• What to produce: Wherever the string "until" occurs in a line of these records, report that line.

== == ==

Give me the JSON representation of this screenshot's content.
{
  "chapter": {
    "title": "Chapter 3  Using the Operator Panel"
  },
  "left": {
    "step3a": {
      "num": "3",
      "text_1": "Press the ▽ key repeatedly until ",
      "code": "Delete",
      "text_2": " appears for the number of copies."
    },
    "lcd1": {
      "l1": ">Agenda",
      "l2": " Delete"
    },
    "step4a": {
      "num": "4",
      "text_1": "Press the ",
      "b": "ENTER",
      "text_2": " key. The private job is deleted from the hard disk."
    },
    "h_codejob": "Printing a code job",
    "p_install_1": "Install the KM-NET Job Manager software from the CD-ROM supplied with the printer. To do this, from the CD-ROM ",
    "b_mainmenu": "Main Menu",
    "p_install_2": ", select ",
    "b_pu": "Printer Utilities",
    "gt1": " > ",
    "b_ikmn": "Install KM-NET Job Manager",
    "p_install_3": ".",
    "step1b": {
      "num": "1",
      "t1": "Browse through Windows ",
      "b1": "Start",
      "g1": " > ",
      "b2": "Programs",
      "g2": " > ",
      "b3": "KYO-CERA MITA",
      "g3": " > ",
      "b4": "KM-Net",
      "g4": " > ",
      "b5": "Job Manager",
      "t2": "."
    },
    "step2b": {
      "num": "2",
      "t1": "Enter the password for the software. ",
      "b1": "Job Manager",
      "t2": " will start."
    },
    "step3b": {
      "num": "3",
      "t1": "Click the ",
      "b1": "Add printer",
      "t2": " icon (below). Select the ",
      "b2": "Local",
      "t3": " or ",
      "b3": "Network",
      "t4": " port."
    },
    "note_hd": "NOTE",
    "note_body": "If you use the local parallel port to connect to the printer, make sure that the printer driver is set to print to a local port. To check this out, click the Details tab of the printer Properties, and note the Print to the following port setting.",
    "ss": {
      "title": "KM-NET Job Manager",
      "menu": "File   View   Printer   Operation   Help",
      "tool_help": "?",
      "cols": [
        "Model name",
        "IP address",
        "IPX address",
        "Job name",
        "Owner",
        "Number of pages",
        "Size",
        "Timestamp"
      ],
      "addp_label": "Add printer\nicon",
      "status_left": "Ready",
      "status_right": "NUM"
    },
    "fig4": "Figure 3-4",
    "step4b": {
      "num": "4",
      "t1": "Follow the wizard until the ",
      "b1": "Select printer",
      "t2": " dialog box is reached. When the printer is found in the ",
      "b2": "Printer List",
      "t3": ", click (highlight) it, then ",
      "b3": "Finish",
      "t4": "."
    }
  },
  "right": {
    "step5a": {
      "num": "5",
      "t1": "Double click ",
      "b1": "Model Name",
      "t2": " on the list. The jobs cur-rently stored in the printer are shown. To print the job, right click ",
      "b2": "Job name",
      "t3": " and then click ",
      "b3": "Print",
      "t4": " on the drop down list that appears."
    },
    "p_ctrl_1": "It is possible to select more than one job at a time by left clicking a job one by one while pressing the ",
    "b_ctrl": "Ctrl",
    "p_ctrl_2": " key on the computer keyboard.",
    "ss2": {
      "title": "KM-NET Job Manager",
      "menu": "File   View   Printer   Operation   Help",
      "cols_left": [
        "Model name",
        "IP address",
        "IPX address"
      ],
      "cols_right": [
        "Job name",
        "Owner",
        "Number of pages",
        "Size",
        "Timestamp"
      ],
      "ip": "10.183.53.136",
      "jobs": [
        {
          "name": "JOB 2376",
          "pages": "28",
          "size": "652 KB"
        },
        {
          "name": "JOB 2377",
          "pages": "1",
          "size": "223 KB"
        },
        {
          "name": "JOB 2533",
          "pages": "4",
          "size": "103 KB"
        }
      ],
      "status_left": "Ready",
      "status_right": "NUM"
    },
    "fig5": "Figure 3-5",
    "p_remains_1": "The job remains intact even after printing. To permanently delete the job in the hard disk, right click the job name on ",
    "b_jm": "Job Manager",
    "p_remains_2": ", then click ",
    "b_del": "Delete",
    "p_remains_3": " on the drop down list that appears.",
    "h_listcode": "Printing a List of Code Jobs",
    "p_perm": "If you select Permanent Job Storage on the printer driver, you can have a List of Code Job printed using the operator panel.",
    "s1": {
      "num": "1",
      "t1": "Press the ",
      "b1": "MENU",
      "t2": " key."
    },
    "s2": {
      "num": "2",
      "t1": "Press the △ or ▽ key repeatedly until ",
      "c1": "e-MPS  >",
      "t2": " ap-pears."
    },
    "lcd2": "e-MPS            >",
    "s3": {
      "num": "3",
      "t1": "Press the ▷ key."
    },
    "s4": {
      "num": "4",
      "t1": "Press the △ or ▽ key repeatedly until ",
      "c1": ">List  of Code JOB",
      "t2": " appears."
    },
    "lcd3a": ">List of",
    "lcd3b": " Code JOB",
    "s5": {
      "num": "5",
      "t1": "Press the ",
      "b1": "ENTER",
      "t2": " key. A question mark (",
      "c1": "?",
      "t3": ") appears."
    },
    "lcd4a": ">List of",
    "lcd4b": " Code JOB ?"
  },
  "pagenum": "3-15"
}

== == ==

• Answer to this task:
      "text_1": "Press the ▽ key repeatedly until ",
      "t1": "Follow the wizard until the ",
      "t1": "Press the △ or ▽ key repeatedly until ",
      "t1": "Press the △ or ▽ key repeatedly until ",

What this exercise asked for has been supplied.